As we head into Valentine’s Day weekend, let’s take a look at one of the most important relationships you’ll ever have as a business person — the relationship with your customers. Just like other kinds of relationships, this one requires great listening skills, clear communication, plenty of attention and appreciation, and of course, trust. If you win their hearts in these areas, you’ll see CX, customer satisfaction, retention, and other metrics increase. It’s simple; when you treat customers with genuine care, they feel the love and are motivated to give back in return (with repeat purchases, positive social sharing, and good, old fashioned word of mouth).
Long-lasting customer relationships demand the following:
- Active listening. What’s worse than a partner who doesn’t listen? Nothing. This is the starting point for a successful customer relationship because the listening needs to begin immediately in the “courting phase” (the marketing and sales cycle) and carry through to post-sale, support, and ongoing service. Without active listening, you likely won’t get to a sale at all. As you use surveys and other feedback channels to ask if needs are being bet, that data needs to be pushed forward to the next step in the journey, so that the experience can be tweaked to that individual’s needs. It also means building a “listening culture” into service and call centers, so that when agents have a customer on the line, the person feels “heard” rather than “herded” down a rigid call script or process.
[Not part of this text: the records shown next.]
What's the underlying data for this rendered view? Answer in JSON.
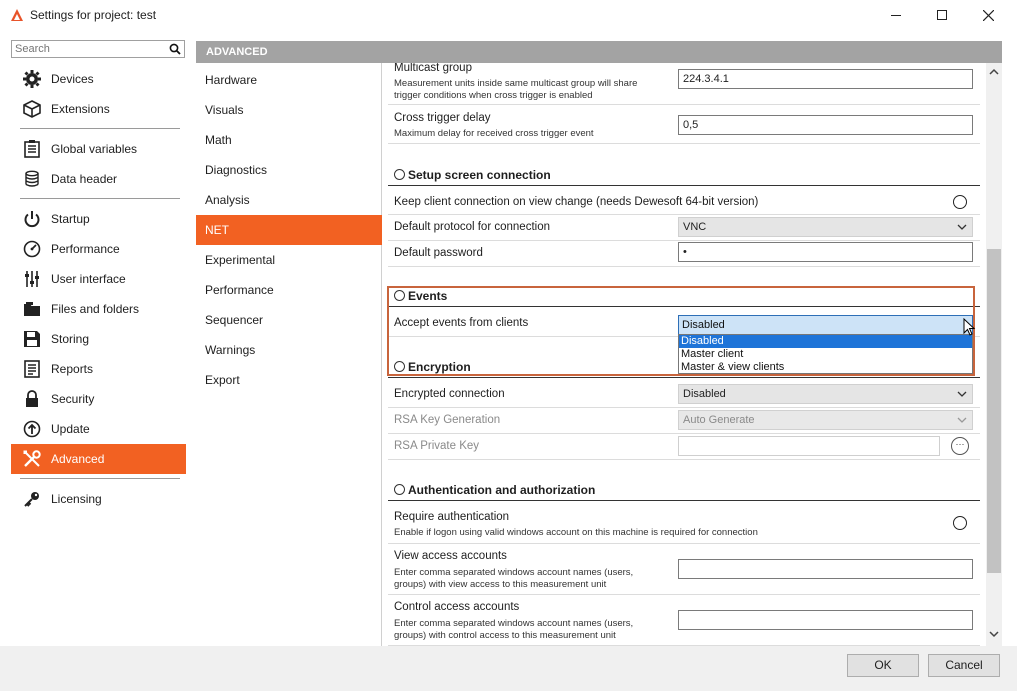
{
  "window": {
    "title": "Settings for project: test",
    "accent": "#f26122"
  },
  "search": {
    "placeholder": "Search"
  },
  "nav": {
    "items": [
      {
        "label": "Devices",
        "icon": "gear-icon"
      },
      {
        "label": "Extensions",
        "icon": "cube-icon"
      },
      {
        "label": "Global variables",
        "icon": "list-icon"
      },
      {
        "label": "Data header",
        "icon": "database-icon"
      },
      {
        "label": "Startup",
        "icon": "power-icon"
      },
      {
        "label": "Performance",
        "icon": "gauge-icon"
      },
      {
        "label": "User interface",
        "icon": "sliders-icon"
      },
      {
        "label": "Files and folders",
        "icon": "folder-icon"
      },
      {
        "label": "Storing",
        "icon": "floppy-icon"
      },
      {
        "label": "Reports",
        "icon": "report-icon"
      },
      {
        "label": "Security",
        "icon": "lock-icon"
      },
      {
        "label": "Update",
        "icon": "update-icon"
      },
      {
        "label": "Advanced",
        "icon": "tools-icon",
        "active": true
      },
      {
        "label": "Licensing",
        "icon": "key-icon"
      }
    ]
  },
  "header": {
    "title": "ADVANCED"
  },
  "subnav": {
    "items": [
      {
        "label": "Hardware"
      },
      {
        "label": "Visuals"
      },
      {
        "label": "Math"
      },
      {
        "label": "Diagnostics"
      },
      {
        "label": "Analysis"
      },
      {
        "label": "NET",
        "active": true
      },
      {
        "label": "Experimental"
      },
      {
        "label": "Performance"
      },
      {
        "label": "Sequencer"
      },
      {
        "label": "Warnings"
      },
      {
        "label": "Export"
      }
    ]
  },
  "content": {
    "multicast": {
      "label": "Multicast group",
      "desc1": "Measurement units inside same multicast group will share",
      "desc2": "trigger conditions when cross trigger is enabled",
      "value": "224.3.4.1"
    },
    "cross_trigger": {
      "label": "Cross trigger delay",
      "desc": "Maximum delay for received cross trigger event",
      "value": "0,5"
    },
    "setup_section": "Setup screen connection",
    "keep_client": {
      "label": "Keep client connection on view change (needs Dewesoft 64-bit version)",
      "checked": false
    },
    "default_protocol": {
      "label": "Default protocol for connection",
      "value": "VNC"
    },
    "default_password": {
      "label": "Default password",
      "value": "•"
    },
    "events_section": "Events",
    "accept_events": {
      "label": "Accept events from clients",
      "value": "Disabled",
      "options": [
        "Disabled",
        "Master client",
        "Master & view clients"
      ],
      "selected_index": 0
    },
    "encryption_section": "Encryption",
    "encrypted_connection": {
      "label": "Encrypted connection",
      "value": "Disabled"
    },
    "rsa_key_generation": {
      "label": "RSA Key Generation",
      "value": "Auto Generate"
    },
    "rsa_private_key": {
      "label": "RSA Private Key",
      "value": "",
      "button": "···"
    },
    "auth_section": "Authentication and authorization",
    "require_auth": {
      "label": "Require authentication",
      "desc": "Enable if logon using valid windows account on this machine is required for connection",
      "checked": false
    },
    "view_access": {
      "label": "View access accounts",
      "desc1": "Enter comma separated windows account names (users,",
      "desc2": "groups) with view access to this measurement unit",
      "value": ""
    },
    "control_access": {
      "label": "Control access accounts",
      "desc1": "Enter comma separated windows account names (users,",
      "desc2": "groups) with control access to this measurement unit",
      "value": ""
    }
  },
  "footer": {
    "ok_label": "OK",
    "cancel_label": "Cancel"
  }
}
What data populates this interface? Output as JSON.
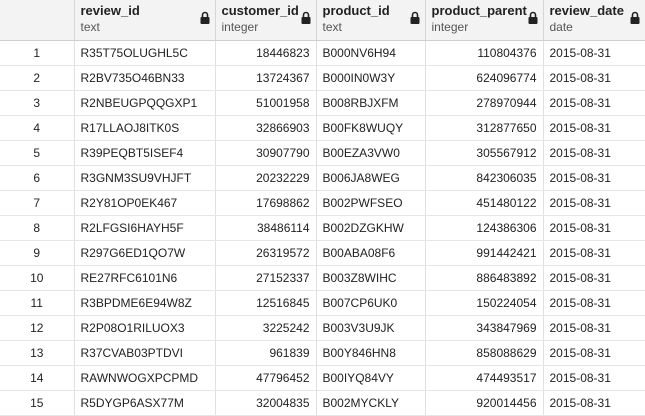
{
  "columns": [
    {
      "name": "review_id",
      "type": "text",
      "align": "txt"
    },
    {
      "name": "customer_id",
      "type": "integer",
      "align": "num"
    },
    {
      "name": "product_id",
      "type": "text",
      "align": "txt"
    },
    {
      "name": "product_parent",
      "type": "integer",
      "align": "num"
    },
    {
      "name": "review_date",
      "type": "date",
      "align": "txt"
    }
  ],
  "rows": [
    [
      "1",
      "R35T75OLUGHL5C",
      "18446823",
      "B000NV6H94",
      "110804376",
      "2015-08-31"
    ],
    [
      "2",
      "R2BV735O46BN33",
      "13724367",
      "B000IN0W3Y",
      "624096774",
      "2015-08-31"
    ],
    [
      "3",
      "R2NBEUGPQQGXP1",
      "51001958",
      "B008RBJXFM",
      "278970944",
      "2015-08-31"
    ],
    [
      "4",
      "R17LLAOJ8ITK0S",
      "32866903",
      "B00FK8WUQY",
      "312877650",
      "2015-08-31"
    ],
    [
      "5",
      "R39PEQBT5ISEF4",
      "30907790",
      "B00EZA3VW0",
      "305567912",
      "2015-08-31"
    ],
    [
      "6",
      "R3GNM3SU9VHJFT",
      "20232229",
      "B006JA8WEG",
      "842306035",
      "2015-08-31"
    ],
    [
      "7",
      "R2Y81OP0EK467",
      "17698862",
      "B002PWFSEO",
      "451480122",
      "2015-08-31"
    ],
    [
      "8",
      "R2LFGSI6HAYH5F",
      "38486114",
      "B002DZGKHW",
      "124386306",
      "2015-08-31"
    ],
    [
      "9",
      "R297G6ED1QO7W",
      "26319572",
      "B00ABA08F6",
      "991442421",
      "2015-08-31"
    ],
    [
      "10",
      "RE27RFC6101N6",
      "27152337",
      "B003Z8WIHC",
      "886483892",
      "2015-08-31"
    ],
    [
      "11",
      "R3BPDME6E94W8Z",
      "12516845",
      "B007CP6UK0",
      "150224054",
      "2015-08-31"
    ],
    [
      "12",
      "R2P08O1RILUOX3",
      "3225242",
      "B003V3U9JK",
      "343847969",
      "2015-08-31"
    ],
    [
      "13",
      "R37CVAB03PTDVI",
      "961839",
      "B00Y846HN8",
      "858088629",
      "2015-08-31"
    ],
    [
      "14",
      "RAWNWOGXPCPMD",
      "47796452",
      "B00IYQ84VY",
      "474493517",
      "2015-08-31"
    ],
    [
      "15",
      "R5DYGP6ASX77M",
      "32004835",
      "B002MYCKLY",
      "920014456",
      "2015-08-31"
    ]
  ]
}
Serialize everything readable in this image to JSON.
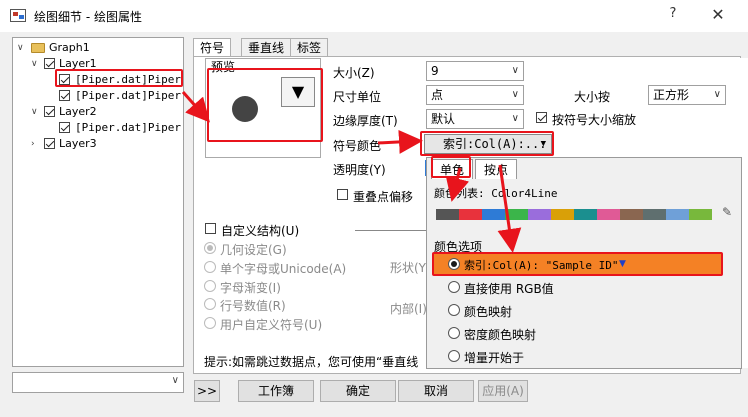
{
  "window": {
    "title": "绘图细节 - 绘图属性",
    "help_label": "?",
    "close_label": "✕"
  },
  "tree": {
    "items": [
      {
        "label": "Graph1",
        "level": 0,
        "checked": null
      },
      {
        "label": "Layer1",
        "level": 1,
        "checked": true
      },
      {
        "label": "[Piper.dat]Piper",
        "level": 2,
        "checked": true,
        "highlighted": true
      },
      {
        "label": "[Piper.dat]Piper",
        "level": 2,
        "checked": true
      },
      {
        "label": "Layer2",
        "level": 1,
        "checked": true
      },
      {
        "label": "[Piper.dat]Piper",
        "level": 2,
        "checked": true
      },
      {
        "label": "Layer3",
        "level": 1,
        "checked": true
      }
    ]
  },
  "tabs": [
    "符号",
    "垂直线",
    "标签"
  ],
  "preview": {
    "label": "预览",
    "drop_glyph": "▼"
  },
  "symbol": {
    "size_label": "大小(Z)",
    "size_value": "9",
    "unit_label": "尺寸单位",
    "unit_value": "点",
    "scale_label": "大小按",
    "scale_value": "正方形",
    "edge_label": "边缘厚度(T)",
    "edge_value": "默认",
    "scale_check_label": "按符号大小缩放",
    "color_label": "符号颜色",
    "color_value": "索引:Col(A):...",
    "transparency_label": "透明度(Y)",
    "overlap_label": "重叠点偏移",
    "custom_struct_label": "自定义结构(U)",
    "geometry_label": "几何设定(G)",
    "single_char_label": "单个字母或Unicode(A)",
    "char_gradient_label": "字母渐变(I)",
    "row_value_label": "行号数值(R)",
    "user_symbol_label": "用户自定义符号(U)",
    "shape_label": "形状(Y)",
    "inner_label": "内部(I)",
    "hint": "提示:如需跳过数据点，您可使用“垂直线"
  },
  "popup": {
    "tab_single": "单色",
    "tab_by_point": "按点",
    "palette_label": "颜色列表: Color4Line",
    "palette_colors": [
      "#555555",
      "#e8323c",
      "#2e7bd6",
      "#3bb54a",
      "#9a6ddc",
      "#d9a008",
      "#1b8f8f",
      "#e05a96",
      "#8a6650",
      "#5f6f6f",
      "#6fa0d8",
      "#78b83c"
    ],
    "options_label": "颜色选项",
    "options": [
      {
        "label": "索引:Col(A): \"Sample ID\"",
        "selected": true
      },
      {
        "label": "直接使用 RGB值",
        "selected": false
      },
      {
        "label": "颜色映射",
        "selected": false
      },
      {
        "label": "密度颜色映射",
        "selected": false
      },
      {
        "label": "增量开始于",
        "selected": false
      }
    ],
    "highlight_color": "#f48125"
  },
  "buttons": {
    "more": ">>",
    "workbook": "工作簿",
    "ok": "确定",
    "cancel": "取消",
    "apply": "应用(A)"
  },
  "annotation_color": "#e8141c"
}
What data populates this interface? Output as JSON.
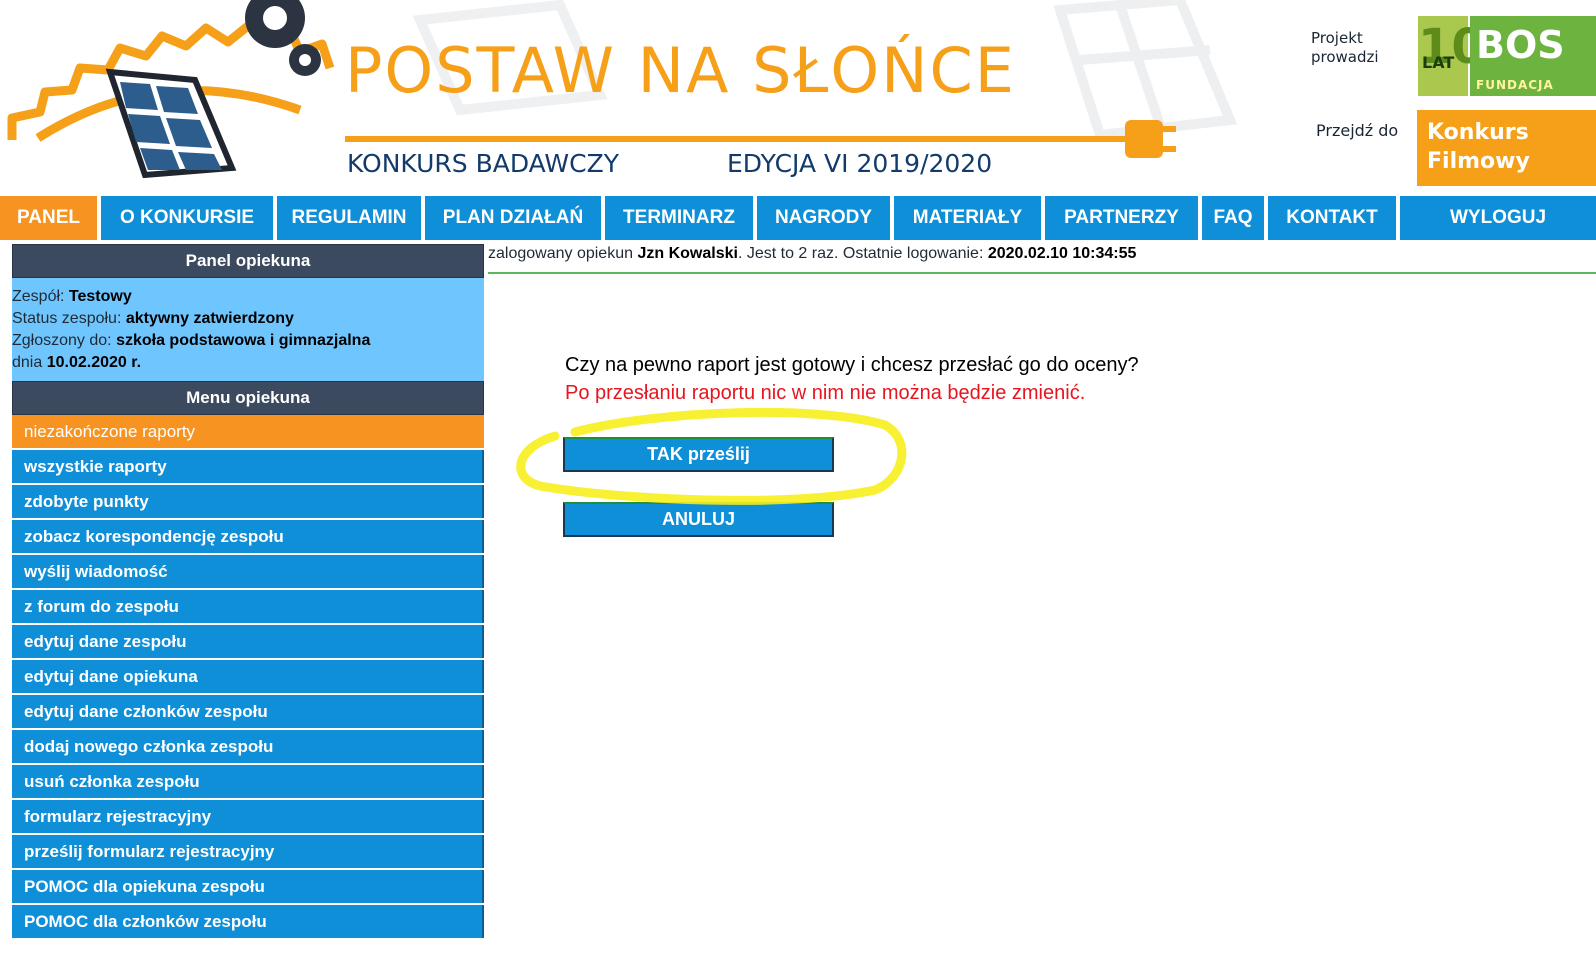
{
  "header": {
    "title": "POSTAW NA SŁOŃCE",
    "subtitle_left": "KONKURS BADAWCZY",
    "subtitle_right": "EDYCJA VI  2019/2020",
    "project_label": "Projekt prowadzi",
    "logo_number": "10",
    "logo_lat": "LAT",
    "logo_name": "BOS",
    "logo_fund": "FUNDACJA",
    "goto_label": "Przejdź do",
    "film_link_line1": "Konkurs",
    "film_link_line2": "Filmowy"
  },
  "nav": {
    "items": [
      "PANEL",
      "O KONKURSIE",
      "REGULAMIN",
      "PLAN DZIAŁAŃ",
      "TERMINARZ",
      "NAGRODY",
      "MATERIAŁY",
      "PARTNERZY",
      "FAQ",
      "KONTAKT",
      "WYLOGUJ"
    ],
    "active": "PANEL"
  },
  "sidebar": {
    "panel_title": "Panel opiekuna",
    "team_label": "Zespół:",
    "team_value": "Testowy",
    "status_label": "Status zespołu:",
    "status_value": "aktywny zatwierdzony",
    "registered_label": "Zgłoszony do:",
    "registered_value": "szkoła podstawowa i gimnazjalna",
    "date_prefix": "dnia",
    "date_value": "10.02.2020 r.",
    "menu_title": "Menu opiekuna",
    "menu_items": [
      "niezakończone raporty",
      "wszystkie raporty",
      "zdobyte punkty",
      "zobacz korespondencję zespołu",
      "wyślij wiadomość",
      "z forum do zespołu",
      "edytuj dane zespołu",
      "edytuj dane opiekuna",
      "edytuj dane członków zespołu",
      "dodaj nowego członka zespołu",
      "usuń członka zespołu",
      "formularz rejestracyjny",
      "prześlij formularz rejestracyjny",
      "POMOC dla opiekuna zespołu",
      "POMOC dla członków zespołu"
    ]
  },
  "login_info": {
    "prefix": "zalogowany opiekun",
    "user": "Jzn Kowalski",
    "middle": ". Jest to 2 raz. Ostatnie logowanie:",
    "last_login": "2020.02.10 10:34:55"
  },
  "confirm": {
    "question": "Czy na pewno raport jest gotowy i chcesz przesłać go do oceny?",
    "warning": "Po przesłaniu raportu nic w nim nie można będzie zmienić.",
    "yes_button": "TAK prześlij",
    "cancel_button": "ANULUJ"
  },
  "colors": {
    "nav_blue": "#0f8fd8",
    "nav_active_orange": "#f79421",
    "panel_dark": "#3b4a5e",
    "team_info_bg": "#6fc6ff",
    "warning_red": "#e8141e",
    "highlight_yellow": "#f7ee1c",
    "title_orange": "#f6a01a",
    "subtitle_navy": "#123a6b"
  },
  "icons": [
    "sun-gear-logo-icon",
    "gear-icon",
    "solar-panel-icon",
    "power-plug-icon",
    "film-camera-icon"
  ]
}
- Two-way communication. The word inherently means “two way,” but it’s worth underscoring that the relationship is not just about you listening to them. You must also communicate back. For example, let them know how you plan to use their feedback. Tell them that a particular survey will directly influence an upcoming product or service innovation. Send or post updates that anonymously show how customer input affected a new initiative or commitment. This is the kind of dialogue that keeps customers engaged and interested in the brand. Consumers rated “transparency” as their second highest priority in the 2016 CX Trends Report, which proves that they expect to know what effect their input will have your products, services, and processes. It’s a give and take; when they feel engaged in a real conversation, they are inclined to share even more.
- Attention and appreciation. It can be tempting for some organizations to fixate on negative feedback and reviews. Some companies go into triage mode with triggers and alerts flying across systems, to agents and managers, with all eyes on the upset customer. Yes, complainers are going to get attention; this is given information. The point is not to ignore your happy ones in the process. This is an easy pitfall to avoid! Offer as much outreach to satisfied customers, so that they’re motivated to buy again sooner and serve as advocates. These are the people you want to use as references and case studies, and their value, is, well… invaluable. Consider building appreciation surveys to find out exactly why they love you and (in reference to the point above), promise to do even more of those things.
- Total trust. This one is easy. Customers fall in love with brands they trust because they know the experience will be positive every time. There’s no anxiety over whether they’re receiving real value and if they ever need help, they trust that it will arrive swiftly and effectively. As mentioned in my Worst CX Fails of 2015 blog, there’s nothing that will take a brand down faster than getting caught doing something shifty or downright dishonest. The VW “Diesel Dupe” won the dishonesty award last year and may never recover from its deceit. Build trust by practicing all three points above and by systematically reevaluating your value proposition, compared to that of your competitors, so that you earn the right to say, “We are the trusted choice.”